Designated15 December 1982
Reference no.268[1]
The lakes are an important area for Australian shelducks

The Western District Lakes of Victoria, in the Western District of Victoria, south-eastern Australia, were recognised on 15 December 1982 as wetlands of international importance by listing under the Ramsar Convention, as Ramsar site no.268.


The site comprises nine lakes with a combined area of 329 square kilometres (127 sq mi), varying in depth and salinity from fresh water to hypersaline.[2] They include State Wildlife Reserves and Lake Reserves and serve as drought refuges for tens of thousands of waterbirds. Several threatened plants occur within the site, including the endangered Lepidium ashersonii. The lakes are used for various purposes, including recreational fishing and duck hunting as well as grazing, commercial fishing, and wastewater disposal. The lakes lie in a basaltic grassland landscape at an altitude of 40–90 metres (130–300 ft) above sea level.

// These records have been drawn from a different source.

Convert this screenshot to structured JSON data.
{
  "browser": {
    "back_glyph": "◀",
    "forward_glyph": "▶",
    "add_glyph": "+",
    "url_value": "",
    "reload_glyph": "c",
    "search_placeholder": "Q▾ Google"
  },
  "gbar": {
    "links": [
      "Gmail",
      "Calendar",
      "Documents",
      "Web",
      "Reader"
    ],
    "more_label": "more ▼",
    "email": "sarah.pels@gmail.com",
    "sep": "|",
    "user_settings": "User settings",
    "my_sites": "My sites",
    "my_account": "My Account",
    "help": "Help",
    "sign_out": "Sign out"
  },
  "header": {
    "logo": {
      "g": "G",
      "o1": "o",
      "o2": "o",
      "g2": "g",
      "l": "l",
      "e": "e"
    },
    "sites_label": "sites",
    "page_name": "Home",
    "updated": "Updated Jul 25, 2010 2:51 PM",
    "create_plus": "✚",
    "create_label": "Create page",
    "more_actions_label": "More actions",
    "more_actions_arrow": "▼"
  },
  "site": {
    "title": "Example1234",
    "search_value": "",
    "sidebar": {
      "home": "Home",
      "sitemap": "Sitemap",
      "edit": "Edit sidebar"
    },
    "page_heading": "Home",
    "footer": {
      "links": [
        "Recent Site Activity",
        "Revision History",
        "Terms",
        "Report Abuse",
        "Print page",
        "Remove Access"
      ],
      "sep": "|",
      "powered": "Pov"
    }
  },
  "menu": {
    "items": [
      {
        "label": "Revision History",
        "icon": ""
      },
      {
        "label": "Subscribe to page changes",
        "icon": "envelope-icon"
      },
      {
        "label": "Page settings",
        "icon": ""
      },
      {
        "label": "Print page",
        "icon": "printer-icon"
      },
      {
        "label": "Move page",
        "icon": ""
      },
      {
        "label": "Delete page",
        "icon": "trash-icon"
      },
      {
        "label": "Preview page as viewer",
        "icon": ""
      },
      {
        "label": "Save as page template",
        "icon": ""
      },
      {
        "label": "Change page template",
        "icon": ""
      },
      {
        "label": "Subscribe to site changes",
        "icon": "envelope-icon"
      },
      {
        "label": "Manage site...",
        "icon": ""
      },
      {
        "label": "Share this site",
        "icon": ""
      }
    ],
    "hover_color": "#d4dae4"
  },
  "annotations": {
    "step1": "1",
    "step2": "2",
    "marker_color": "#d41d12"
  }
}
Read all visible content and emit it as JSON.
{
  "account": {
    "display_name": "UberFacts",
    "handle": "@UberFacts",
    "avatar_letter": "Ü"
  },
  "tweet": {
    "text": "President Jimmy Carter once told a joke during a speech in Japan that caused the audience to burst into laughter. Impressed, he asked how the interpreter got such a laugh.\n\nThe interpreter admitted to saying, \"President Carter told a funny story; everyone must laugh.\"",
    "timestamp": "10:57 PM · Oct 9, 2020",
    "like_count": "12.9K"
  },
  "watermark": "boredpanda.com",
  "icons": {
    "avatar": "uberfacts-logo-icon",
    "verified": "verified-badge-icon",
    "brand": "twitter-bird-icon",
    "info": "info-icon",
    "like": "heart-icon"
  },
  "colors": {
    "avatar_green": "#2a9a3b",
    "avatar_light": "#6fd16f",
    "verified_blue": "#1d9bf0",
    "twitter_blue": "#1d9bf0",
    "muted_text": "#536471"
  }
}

Average annual rainfall (recorded at Beeac) is 617 millimetres (24.3 in).[3] Lakes included in the site are:[4]

  • Lake Beeac; hypersaline; 662 hectares (1,640 acres)
  • Lake Bookar; 500 hectares (1,200 acres)
  • Lake Colongulac; saline; 1,460 hectares (3,600 acres)
  • Lake Corangamite; hypersaline; 23,300 hectares (58,000 acres)
  • Lake Cundare; hypersaline; 395 hectares (980 acres)
  • Lake Gnarpurt; saline; 2,350 hectares (5,800 acres)
  • Lake Milangil; saline; 125 hectares (310 acres)
  • Lake Murdeduke; saline; 1,550 hectares (3,800 acres)
  • Lake Terangpom; fresh; 208 hectares (510 acres)


The Ramsar-listed lakes, along with other nearby lakes have been identified by BirdLife International as a 384 square kilometres (148 sq mi) Important Bird Area (IBA) because they support over 1% of the world populations of Australian shelducks, chestnut teals and banded stilts and irregularly support over 1% of the world populations of freckled ducks, musk ducks, blue-billed ducks, black swans, Australasian shovellers, pink-eared ducks, hoary-headed grebes, straw-necked ibises, sharp-tailed sandpipers and white-headed stilts.[4][5]

The additional lakes in the IBA are:[4]

  • Cundare Pool / Lake Martin; 3,730 hectares (9,200 acres); saline
  • Lough Calvert (including Upper, Middle and Lower Lough Calvert)
  • Lake Thurrumbong

Other birds for which the lakes occasionally support high numbers include double-banded plovers, red-necked avocets, Eurasian coots, great crested grebes, Australian pelicans, great cormorants, little pied cormorants, grey teals, whiskered terns, hardheads and red-necked stints.[4]

See also[edit]


  1. ^ "Western District Lakes". Ramsar Sites Information Service. Retrieved 25 April 2018.
  2. ^ Hale, J. and Butcher, R. “Western District Lakes Ramsar site Ecological Character Description”, Department of Sustainability, Environment, Water, Population and Communities, 2011. Retrieved 26 August 2017.
  3. ^ "The Annotated Ramsar List: Australia". The Ramsar Convention on Wetlands. 4 January 2000. Retrieved 19 July 2011.
  4. ^ a b c d BirdLife International. (2011). Important Bird Areas factsheet: Lake Corangamite Complex. Downloaded from http://www.birdlife.org on 2011-07-19.
  5. ^ "IBA: Lake Corangamite complex". Birdata. Birds Australia. Retrieved 2011-07-19.

Coordinates: 38°10′S 143°31′E / 38.167°S 143.517°E / -38.167; 143.517